Topics ranged from how to balance a budget and lead a youth group meeting to relational ministry and dynamic environments.
Not one to shy away from societal issues facing teens today, the conference also offered leaders a course on gay marriage and same-sex attraction under the heading, “Same Love, Same Church.”
Attendees had the opportunity to pick classes based on the needs of the teens they serve.
“Our goal is to completely transform the idea of what youth ministry is in our Church and what it can be,” said Stephen Lenahan, Atlanta-based Life Teen director of events. “It needs to be more dynamic. It’s not meant to be boring, but to be an experience on Sunday night and not just a class. Everything in our Church is so grand, why not for our youth on a Sunday night by showing them the beauty of our Church?”
The setup in the ballroom of the resort rivaled any big-ticket event.

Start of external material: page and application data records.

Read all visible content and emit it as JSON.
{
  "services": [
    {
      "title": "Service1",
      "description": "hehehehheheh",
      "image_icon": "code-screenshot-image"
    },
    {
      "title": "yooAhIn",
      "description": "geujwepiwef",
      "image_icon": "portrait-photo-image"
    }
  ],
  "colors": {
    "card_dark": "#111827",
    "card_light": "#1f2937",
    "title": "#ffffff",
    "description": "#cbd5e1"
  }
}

The three-screen backdrop was impressive with a beautiful image of an iconic Christ as 60 priests concelebrated daily Mass.
Worship leaders and former Diocese of Phoenix music ministers Ike Ndolo and Emily Wilson led spirited praise and worship whose infectious sound elicited a holy response from the participants.
Three bishops, religious and deacons also attended with another 100 people leading talks or hosting workshops, including Dr. Scott Hahn, professor of theology at Franciscan University of Steubenville, Ohio, and Fr. John Parks, chaplain and theology teacher at Notre Dame Preparatory in Scottsdale.
“There are two types of preachers, those who get up to say something and those who get up because they have something to say,” Fr. Parks said, advising youth ministers to be relevant, resourceful and real with the teens they serve.
“God called you to be here and He called you to preach to His teens, His flock. He called you to do this.”
Life Teen is in nearly 1,700 American parishes and in 17 countries. With a motto, “leading teens closer to Christ,” and a special emphasis on the Eucharist, the international ministry hosts training and workshops throughout the year and offers scholarships for priests to attend.
Youth ministers were not only formed in the head, but the heart. The conference was a spiritual renewal that offered adoration, reconciliation and daily Mass.
Chris Epplett from the Diocese of Grand Rapids, Michigan, works with 100 teens in his high school program. He made his way to the Valley of the Sun where he said he was “renewed and given the zeal to do ministry.”
“Being able to dive into the theme, ‘inspired’ was good because it allows us to not just further inspire those teens we work with, but to be inspired,” he said.
The goal of the conference is give youth ministers the tools to lead, listen and nurture intimate relationships with God, thereby impacting their parish ministries.
St. Patrick Life Teen coordinator Scott Bagshaw has been involved in youth ministry since 1996 as a participant, leader and speaker.
He said the training is not only invaluable but necessary to know what works in youth ministry and how to implement it.
“That’s when the work really starts, when I apply all that I’ve learned,” Bagshaw said. “If we’re not staying close to God, our teens won’t either. We need an opportunity to recharge with each other and share, then we can go out and set the world ablaze.”